The African Design Center, the project-based apprenticeship established by the MASS Design Group, is committed to a more sustainable model of architecture. The ultimate goal is to begin a movement of young and inspired people who will completely upend what we have come to know as conventional architecture. By incubating talent and redesigning curriculums, the Africa Design Center is attempting to envision what development in Africa needs to start looking like outside of the Western conceptions of development being imposed on the continent. Schools are a particular focus for the center as it challenges what schools should look like and how their architecture goes hand-in-hand with the education African children receive.

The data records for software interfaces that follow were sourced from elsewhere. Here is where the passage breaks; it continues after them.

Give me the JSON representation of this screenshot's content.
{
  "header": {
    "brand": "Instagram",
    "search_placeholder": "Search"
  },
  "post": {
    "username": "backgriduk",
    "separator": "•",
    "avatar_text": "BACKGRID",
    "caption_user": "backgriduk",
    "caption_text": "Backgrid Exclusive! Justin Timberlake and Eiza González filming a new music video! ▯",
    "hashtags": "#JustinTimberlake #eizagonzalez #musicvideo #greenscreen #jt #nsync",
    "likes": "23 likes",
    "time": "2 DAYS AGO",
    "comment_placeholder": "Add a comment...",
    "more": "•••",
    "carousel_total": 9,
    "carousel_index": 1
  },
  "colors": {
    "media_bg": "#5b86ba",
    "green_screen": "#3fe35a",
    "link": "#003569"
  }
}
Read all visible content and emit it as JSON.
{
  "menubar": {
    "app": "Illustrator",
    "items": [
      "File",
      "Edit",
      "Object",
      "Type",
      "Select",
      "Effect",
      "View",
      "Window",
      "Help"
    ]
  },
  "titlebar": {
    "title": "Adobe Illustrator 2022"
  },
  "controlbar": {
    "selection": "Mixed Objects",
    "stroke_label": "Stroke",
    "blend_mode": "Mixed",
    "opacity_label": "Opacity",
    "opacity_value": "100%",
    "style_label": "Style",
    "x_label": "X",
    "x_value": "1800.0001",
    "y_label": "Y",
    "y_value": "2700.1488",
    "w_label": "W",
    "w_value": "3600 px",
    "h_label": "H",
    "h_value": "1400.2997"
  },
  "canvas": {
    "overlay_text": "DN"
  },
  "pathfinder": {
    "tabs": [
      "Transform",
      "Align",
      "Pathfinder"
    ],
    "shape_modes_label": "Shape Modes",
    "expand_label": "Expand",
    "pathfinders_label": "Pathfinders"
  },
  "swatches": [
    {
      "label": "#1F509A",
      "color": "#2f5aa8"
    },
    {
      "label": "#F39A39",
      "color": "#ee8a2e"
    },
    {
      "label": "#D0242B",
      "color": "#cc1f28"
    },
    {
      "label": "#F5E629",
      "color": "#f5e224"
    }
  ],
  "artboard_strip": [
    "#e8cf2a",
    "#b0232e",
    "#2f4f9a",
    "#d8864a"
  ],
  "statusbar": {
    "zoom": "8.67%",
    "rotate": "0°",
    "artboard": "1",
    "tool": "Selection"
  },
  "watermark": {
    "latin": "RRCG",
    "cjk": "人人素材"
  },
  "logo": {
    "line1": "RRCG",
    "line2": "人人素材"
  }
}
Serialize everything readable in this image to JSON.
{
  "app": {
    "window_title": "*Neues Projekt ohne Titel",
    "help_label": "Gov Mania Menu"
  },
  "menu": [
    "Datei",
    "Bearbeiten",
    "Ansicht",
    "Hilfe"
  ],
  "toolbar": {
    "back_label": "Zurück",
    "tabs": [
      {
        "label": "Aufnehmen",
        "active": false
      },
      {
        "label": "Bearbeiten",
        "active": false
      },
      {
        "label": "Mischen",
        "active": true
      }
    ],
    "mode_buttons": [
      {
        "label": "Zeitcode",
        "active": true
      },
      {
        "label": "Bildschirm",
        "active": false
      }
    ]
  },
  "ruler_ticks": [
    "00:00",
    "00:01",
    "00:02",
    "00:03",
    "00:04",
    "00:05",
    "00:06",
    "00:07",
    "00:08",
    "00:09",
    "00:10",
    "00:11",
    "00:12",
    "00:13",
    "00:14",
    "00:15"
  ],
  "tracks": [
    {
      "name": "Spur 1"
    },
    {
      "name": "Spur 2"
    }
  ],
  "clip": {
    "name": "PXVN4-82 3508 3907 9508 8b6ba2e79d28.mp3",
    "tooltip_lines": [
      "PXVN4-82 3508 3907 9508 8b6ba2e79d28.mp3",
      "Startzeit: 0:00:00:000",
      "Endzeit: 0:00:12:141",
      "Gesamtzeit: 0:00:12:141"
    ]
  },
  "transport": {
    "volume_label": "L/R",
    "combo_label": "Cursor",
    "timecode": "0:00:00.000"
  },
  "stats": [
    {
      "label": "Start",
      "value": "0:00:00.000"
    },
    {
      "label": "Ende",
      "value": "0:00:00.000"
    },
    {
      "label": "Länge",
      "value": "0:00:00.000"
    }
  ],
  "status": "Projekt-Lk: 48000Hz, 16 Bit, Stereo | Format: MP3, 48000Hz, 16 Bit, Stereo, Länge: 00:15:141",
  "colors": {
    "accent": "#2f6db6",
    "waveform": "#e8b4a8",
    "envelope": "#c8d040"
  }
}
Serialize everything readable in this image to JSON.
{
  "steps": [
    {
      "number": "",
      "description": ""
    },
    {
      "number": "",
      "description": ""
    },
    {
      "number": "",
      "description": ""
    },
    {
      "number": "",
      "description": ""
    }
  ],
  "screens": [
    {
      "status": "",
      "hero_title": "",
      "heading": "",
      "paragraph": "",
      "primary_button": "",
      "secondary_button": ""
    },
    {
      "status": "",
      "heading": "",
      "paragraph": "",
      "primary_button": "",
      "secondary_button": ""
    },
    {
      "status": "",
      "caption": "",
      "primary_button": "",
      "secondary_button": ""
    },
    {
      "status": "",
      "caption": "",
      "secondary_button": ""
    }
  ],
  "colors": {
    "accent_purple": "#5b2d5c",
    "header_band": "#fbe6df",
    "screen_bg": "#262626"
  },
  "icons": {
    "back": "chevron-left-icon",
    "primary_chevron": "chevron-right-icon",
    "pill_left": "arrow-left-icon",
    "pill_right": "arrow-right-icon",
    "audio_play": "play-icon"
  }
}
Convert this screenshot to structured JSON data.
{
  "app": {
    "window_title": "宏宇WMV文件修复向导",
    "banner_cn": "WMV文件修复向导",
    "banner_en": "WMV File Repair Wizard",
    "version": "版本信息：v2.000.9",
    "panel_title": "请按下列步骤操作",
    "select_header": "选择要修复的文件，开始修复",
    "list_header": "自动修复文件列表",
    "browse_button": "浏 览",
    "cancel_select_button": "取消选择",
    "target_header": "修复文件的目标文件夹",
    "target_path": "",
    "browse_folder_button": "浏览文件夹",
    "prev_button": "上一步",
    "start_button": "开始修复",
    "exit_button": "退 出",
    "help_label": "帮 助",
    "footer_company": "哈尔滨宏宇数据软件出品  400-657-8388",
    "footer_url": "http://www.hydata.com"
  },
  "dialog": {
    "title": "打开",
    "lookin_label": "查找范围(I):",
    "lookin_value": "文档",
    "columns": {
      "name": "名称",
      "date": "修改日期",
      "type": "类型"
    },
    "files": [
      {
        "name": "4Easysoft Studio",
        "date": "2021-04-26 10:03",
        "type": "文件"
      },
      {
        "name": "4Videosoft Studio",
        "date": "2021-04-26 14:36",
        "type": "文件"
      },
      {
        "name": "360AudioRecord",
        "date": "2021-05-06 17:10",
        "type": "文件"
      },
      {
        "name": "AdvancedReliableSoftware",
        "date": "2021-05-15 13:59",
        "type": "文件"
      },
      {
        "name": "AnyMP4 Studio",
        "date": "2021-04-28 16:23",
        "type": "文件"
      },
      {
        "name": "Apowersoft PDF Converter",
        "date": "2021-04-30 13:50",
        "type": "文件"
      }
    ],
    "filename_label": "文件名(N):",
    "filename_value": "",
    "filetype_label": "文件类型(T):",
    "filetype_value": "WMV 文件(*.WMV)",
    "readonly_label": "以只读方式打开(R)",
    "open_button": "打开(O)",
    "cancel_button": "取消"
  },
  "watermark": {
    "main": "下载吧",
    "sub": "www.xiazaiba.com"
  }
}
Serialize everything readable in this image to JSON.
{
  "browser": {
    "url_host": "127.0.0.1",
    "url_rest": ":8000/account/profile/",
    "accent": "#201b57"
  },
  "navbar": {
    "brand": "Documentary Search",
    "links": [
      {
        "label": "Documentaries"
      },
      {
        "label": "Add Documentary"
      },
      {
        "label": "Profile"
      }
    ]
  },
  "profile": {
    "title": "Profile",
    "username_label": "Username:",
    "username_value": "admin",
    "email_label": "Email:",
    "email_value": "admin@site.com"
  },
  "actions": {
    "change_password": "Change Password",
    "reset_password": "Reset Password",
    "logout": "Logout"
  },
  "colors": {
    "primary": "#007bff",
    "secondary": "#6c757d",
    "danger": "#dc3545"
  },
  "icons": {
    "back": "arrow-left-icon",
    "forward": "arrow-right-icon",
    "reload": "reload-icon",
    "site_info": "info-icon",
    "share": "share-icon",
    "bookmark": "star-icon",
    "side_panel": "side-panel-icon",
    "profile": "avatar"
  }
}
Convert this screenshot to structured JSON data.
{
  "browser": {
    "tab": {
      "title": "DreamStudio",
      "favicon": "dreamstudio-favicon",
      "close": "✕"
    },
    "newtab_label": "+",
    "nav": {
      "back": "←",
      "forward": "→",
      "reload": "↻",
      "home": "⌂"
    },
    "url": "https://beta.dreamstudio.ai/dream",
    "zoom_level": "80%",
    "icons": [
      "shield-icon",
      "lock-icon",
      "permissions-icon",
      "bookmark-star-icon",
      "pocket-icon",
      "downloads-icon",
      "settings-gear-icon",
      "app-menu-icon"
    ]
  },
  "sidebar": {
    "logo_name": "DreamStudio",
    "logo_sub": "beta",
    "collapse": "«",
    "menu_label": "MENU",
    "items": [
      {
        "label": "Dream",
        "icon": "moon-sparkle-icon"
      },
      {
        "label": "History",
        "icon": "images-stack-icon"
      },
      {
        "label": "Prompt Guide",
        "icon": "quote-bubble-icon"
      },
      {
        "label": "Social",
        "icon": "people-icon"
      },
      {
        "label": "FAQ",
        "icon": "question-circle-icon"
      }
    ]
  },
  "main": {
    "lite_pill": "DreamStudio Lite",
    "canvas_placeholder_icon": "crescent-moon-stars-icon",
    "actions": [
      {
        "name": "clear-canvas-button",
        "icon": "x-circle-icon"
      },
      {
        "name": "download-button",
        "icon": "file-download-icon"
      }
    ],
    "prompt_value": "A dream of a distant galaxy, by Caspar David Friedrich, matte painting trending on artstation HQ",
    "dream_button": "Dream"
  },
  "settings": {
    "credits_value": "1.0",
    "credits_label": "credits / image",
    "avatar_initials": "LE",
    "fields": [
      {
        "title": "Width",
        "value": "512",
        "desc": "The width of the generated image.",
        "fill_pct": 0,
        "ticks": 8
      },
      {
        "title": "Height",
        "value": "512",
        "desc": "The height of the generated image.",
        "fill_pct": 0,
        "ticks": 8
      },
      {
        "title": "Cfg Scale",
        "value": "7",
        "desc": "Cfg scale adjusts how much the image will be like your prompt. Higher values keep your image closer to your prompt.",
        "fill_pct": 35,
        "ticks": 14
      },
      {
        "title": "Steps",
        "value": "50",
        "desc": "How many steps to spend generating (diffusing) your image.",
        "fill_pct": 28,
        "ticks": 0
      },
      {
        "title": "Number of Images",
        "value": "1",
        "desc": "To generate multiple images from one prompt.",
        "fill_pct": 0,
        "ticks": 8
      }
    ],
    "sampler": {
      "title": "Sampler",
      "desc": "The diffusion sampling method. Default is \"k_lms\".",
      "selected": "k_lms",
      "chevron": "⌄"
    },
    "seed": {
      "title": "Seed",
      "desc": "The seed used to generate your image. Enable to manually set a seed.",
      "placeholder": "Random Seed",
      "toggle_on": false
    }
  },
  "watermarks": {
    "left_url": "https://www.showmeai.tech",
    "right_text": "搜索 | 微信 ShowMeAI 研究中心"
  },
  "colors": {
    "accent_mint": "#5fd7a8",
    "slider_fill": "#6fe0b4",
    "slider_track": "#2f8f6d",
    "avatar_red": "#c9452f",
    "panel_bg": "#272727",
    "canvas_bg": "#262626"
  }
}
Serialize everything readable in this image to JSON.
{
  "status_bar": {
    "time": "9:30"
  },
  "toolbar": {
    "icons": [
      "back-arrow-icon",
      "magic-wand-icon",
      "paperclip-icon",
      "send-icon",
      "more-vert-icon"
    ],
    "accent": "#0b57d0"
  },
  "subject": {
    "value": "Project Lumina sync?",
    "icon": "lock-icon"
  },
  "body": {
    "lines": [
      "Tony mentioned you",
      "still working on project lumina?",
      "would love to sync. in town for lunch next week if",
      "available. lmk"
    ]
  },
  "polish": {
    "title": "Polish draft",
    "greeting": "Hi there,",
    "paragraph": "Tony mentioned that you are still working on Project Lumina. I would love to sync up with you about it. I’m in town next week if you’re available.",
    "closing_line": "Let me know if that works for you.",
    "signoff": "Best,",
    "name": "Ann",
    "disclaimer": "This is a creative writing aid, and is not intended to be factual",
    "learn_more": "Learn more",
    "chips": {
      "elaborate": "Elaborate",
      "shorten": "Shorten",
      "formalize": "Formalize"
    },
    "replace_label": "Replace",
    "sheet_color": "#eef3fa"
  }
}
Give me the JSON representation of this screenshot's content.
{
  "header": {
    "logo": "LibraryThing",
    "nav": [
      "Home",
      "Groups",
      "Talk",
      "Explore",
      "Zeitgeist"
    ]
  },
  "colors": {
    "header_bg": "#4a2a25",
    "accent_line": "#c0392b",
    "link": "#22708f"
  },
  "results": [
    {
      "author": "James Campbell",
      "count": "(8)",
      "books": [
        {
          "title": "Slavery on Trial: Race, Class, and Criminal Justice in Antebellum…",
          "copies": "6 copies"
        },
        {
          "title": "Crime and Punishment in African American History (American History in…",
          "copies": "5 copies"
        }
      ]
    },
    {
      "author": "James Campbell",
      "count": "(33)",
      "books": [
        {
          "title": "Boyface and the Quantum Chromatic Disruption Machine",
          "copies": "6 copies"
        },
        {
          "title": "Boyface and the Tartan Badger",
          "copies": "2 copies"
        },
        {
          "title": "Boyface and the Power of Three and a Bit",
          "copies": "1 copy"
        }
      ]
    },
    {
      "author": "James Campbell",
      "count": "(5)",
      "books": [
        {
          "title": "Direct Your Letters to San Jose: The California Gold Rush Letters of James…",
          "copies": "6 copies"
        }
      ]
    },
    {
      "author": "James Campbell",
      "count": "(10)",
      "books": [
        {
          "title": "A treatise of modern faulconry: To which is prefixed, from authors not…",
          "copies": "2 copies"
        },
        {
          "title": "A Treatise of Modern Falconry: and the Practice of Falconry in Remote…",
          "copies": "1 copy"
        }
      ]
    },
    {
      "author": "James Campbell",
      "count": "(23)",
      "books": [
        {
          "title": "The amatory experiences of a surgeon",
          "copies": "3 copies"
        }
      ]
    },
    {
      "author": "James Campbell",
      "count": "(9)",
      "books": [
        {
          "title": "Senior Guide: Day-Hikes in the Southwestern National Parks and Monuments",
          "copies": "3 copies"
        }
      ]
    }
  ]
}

We caught up with Benimana to talk more about the African Design Center's ambitious vision and his own personal views on the state of cities on the continent right now.

This interview has been edited for length and clarity.

Keep reading... Show less
popular

New Jidenna Merch for the '85 to Africa' Tour Drops Today Only at the Okay Shop

Jidenna tells us why he partnered with OkayAfrica to design his official tour T-shirt and what style does to a person's psychology.

When Jidenna asked OkayAfrica to design official merch for the ongoing "85 to Africa" tour, we had to create clothing suitable for the Classic Man himself. The result is a collection reflecting the ambitious mission of his new album—to forge a universal African identity across the diaspora. We reached out to Jidenna, on the road between gigs, to hear about the tour and to find out more about the different pieces in the collection.

Keep reading... Show less
News Brief
Left: Zakes Mda (Still from YouTube), Center: Basetsana Kumalo (Still from YouTube), Right: Mona Eltahawy (Andrew Toth/FilmMagic for Getty Images)

South Africa's Abantu Book Festival Announces This Year's Line-up of Speakers

Zakes Mda, Basetsana Kumalo, Mona Eltahawy, Chris Abani and more will feature at the country's biggest book festival for Black readers and writers.

Abantu Book Festival, South Africa's biggest book festival for Black readers and writers, is back for this year's installment of the cultural event. They've recently announced their exciting line-up of guest speakers and South Africans are here for it. Frankly, so are we.

Keep reading... Show less
popular
Still from Dave's NPR' Tiny Desk Concert Video.

Watch Dave's Meditative 'Tiny Desk Concert'

The British-Nigerian rapper delivers stripped-down versions of some of his most personal tracks for NPR's Tiny Desk series.

Mercury Prize-winning rapper Dave is one of the latest artists to appear of NPR's Tiny Desk series.

The British-Nigerian hitmaker, opens his set with his hit Burna Boy-assisted track "Location," joined by vocalist Tashera Robertson. We see Dave showcasing his singing voice as well as he and Robertson step in for Burna Boy's parts.

Next he performs "Black," which he says is about the Black-British experience. "Everyone's experience with being black is different, but this Is my take," he says.

Keep reading... Show less

get okayafrica in your inbox

news.

popular.